Introduction to MySQL REGEXP
The following article provides an outline for MySQL REGEXP. A regular expression is used with SELECT queries to search for patterns, generally strings, in the database. We can consider the REGEXP as a search tool to understand easily. This operation is similar to the “LIKE …%” operator, which also does pattern matching. REGEXP can be combined with almost all operators from the keyboard. The regular expression operator (REGEXP) can be considered a separate set of languages.
The syntax for the REGEXP function is as follows:
expression REGEXP pattern
Here, the ‘expression’ stands for the column name or the expression to be looked at from the database. The term ‘pattern’ represents the string to be searched in the DB.
While using a real query, the REGEXP will be as follows:
SELECT * from table_name where expression REGEXP pattern;
The pattern will be mentioned with single quotes.
How RANK() works in MySQL?
Consider the table emp as below:
select * from emp;
Here we need to get the details of employees with the character ‘a’ in their names.
select * from emp where E_Name REGEXP 'a';
To analyze the query, we have described it to select all details from table ’emp’ with the character’ a’ in their E_Name field. And as we look at the output, we can understand that out of 5 employees, 3 have the character ‘a in their names: Alan, Carl, and Dave.
So we wrote the query for selecting details with a string in it. Here we just mentioned selecting data with a character. The specified character could be anywhere in the word.
Here we see how to select the details of an employee whose name starts with a specific character.
select * from emp where E_Name REGEXP '^a';
Here, we used the operator ‘^’ along with the pattern to be searched and thus got the details of employees whose name starts with the character ‘a’.
So far, the characters or strings considered as the pattern were not case-sensitive.
Here we make it more specific by making it case-sensitive.
select * from emp where E_Name REGEXP BINARY '^a';
Since we specified the lowercase character ‘a’ in the query, no results could be retrieved.
Here let’s make it upper case and try to retrieve the output.
select * from emp where E_Name REGEXP BINARY '^E';
Here we got the details of employees with the character ‘E’ in upper case at the beginning.
Here we can search a part of a word as well.
select * from emp where Location REGEXP BINARY '^New';
The query says to select the entries for which the location field starts with the word ‘New’. And from the sample table, we get two rows satisfying the condition, which are New York and New Jersey. Also, since the BINARY function is mentioned in the query, it will check for case sensitivity too.
Here we see how to search for an ending character/ word/ part of the word.
select * from emp where Location REGEXP 'a$';
The query specifies to select entries from the employee table for which the location field ends with the character ‘a’. And as the output picked two entries from the table, which have character ‘a’ at the final character of the location, California and Alabama. So far, we have discussed searching for a single character, word, or a portion of a word.

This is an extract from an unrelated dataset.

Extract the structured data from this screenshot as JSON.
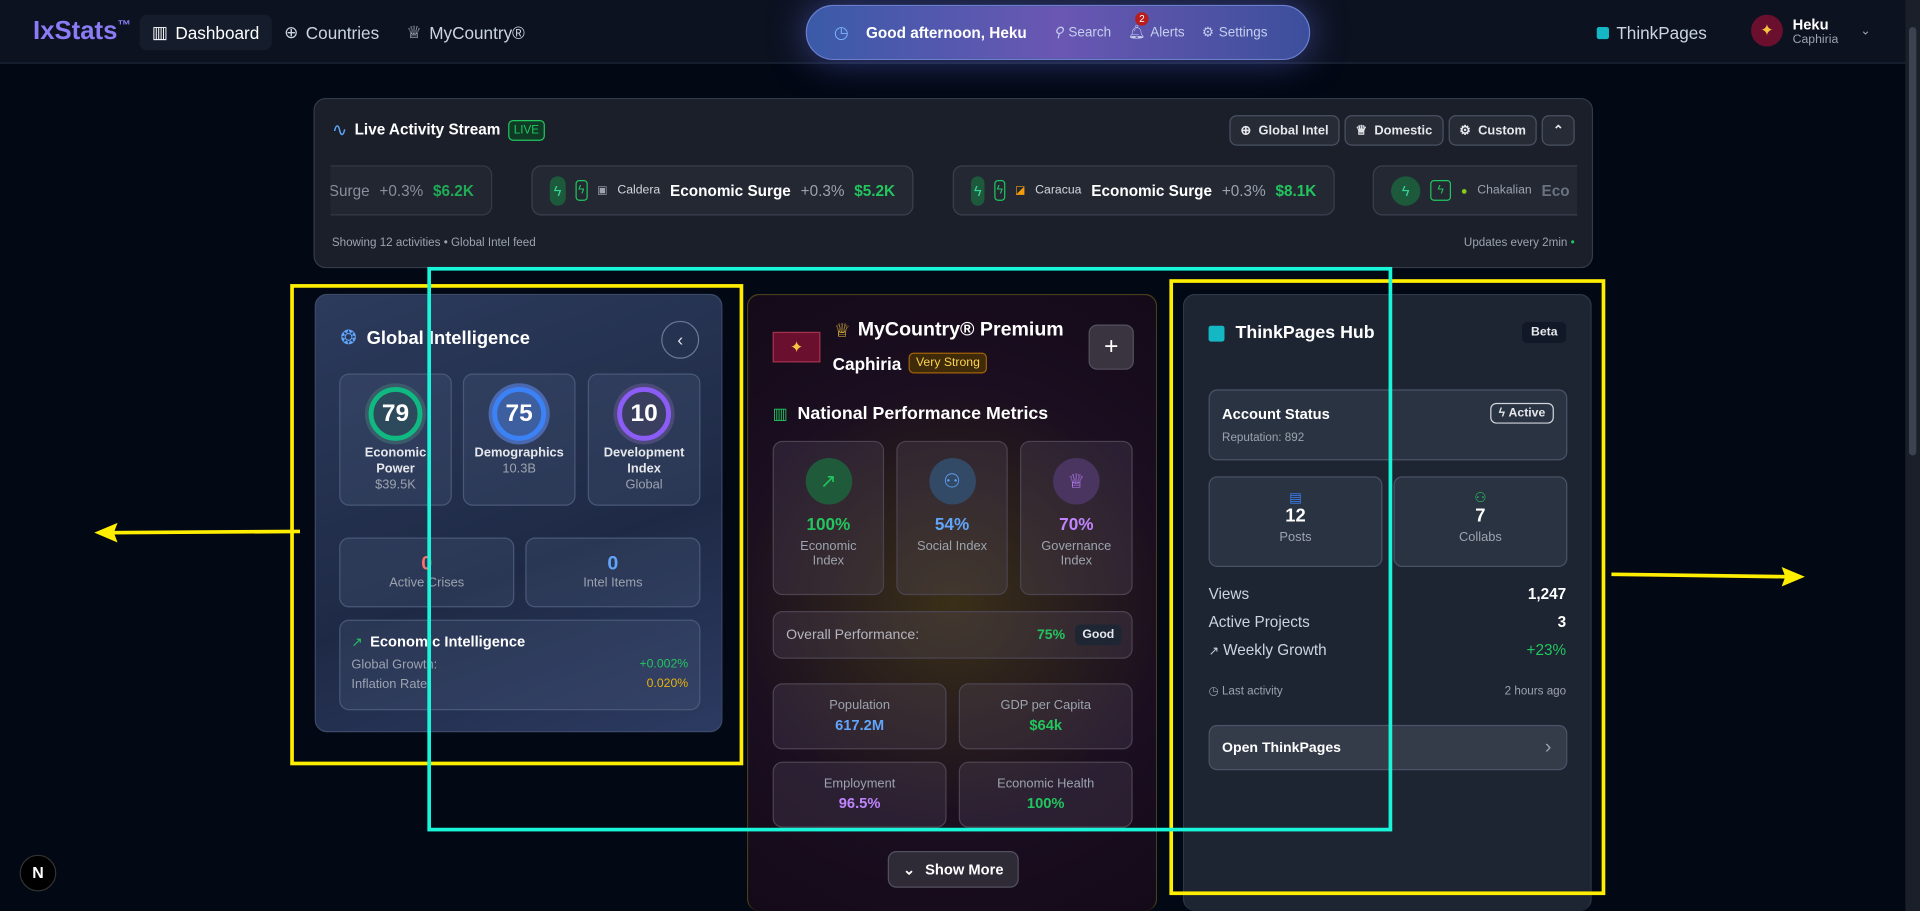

Here we can see how to search for a set of characters and a range of characters.
For example, let’s assume we need to identify the rows from the employee table with any of the characters’ a,’ b’, and ‘c’ in the E_Name column. We can put this exact requirement in two ways, first by mentioning all three characters as an array and second by mentioning the range of characters from ‘a’ to ‘c’.
select * from emp where E_Name REGEXP '[abc]';
select * from emp where E_Name REGEXP '[a-c]';
Query 7 and 8 will give the same output. Query 7 picks rows with characters specified within the ‘[..]’ under column E_Name. We have mentioned characters ‘a, ‘b’, and ‘c’ within the square bracket. So the four rows will be selected to display. Here, note that the characters should be mentioned ‘without’ comma operator inside the square brackets.
Query 8 will pick those rows with characters within the range specified within the square bracket ‘[….]’. So those employee names, which include any characters ranging from ‘a’ to ‘c’, will be picked and displayed.
Let’s write a query with the ‘OR’ operator, ‘ |’ in MySQL.
select * from emp where Location REGEXP 'new|san';
The query is to search for locations with either ‘new’ or ‘san’ in the word. And there, we get three outputs with either of the words mentioned within the quotes.
Another operator generally used along with REGEXP is the number of characters in the word. Suppose we have to search for employee names with the same four characters; then we need to specify four instances of ‘.’ between the beginning and closing strings, which are ‘^’ and ‘$’.
Here let’s write the query to identify names with four characters.
select * from emp where E_Name REGEXP '^....$';
Conclusion – MySQL REGEXP
In this article, we have seen the REGEXP operator, which searches for characters or patterns in a table. Now we have gained familiarity with various string operators commonly used with the REGEXP operator, along with their syntax. We can use almost all string operators with the REGEXP operator in MySQL.
We hope that this EDUCBA information on “MySQL REGEXP” was beneficial to you. You can view EDUCBA’s recommended articles for more information.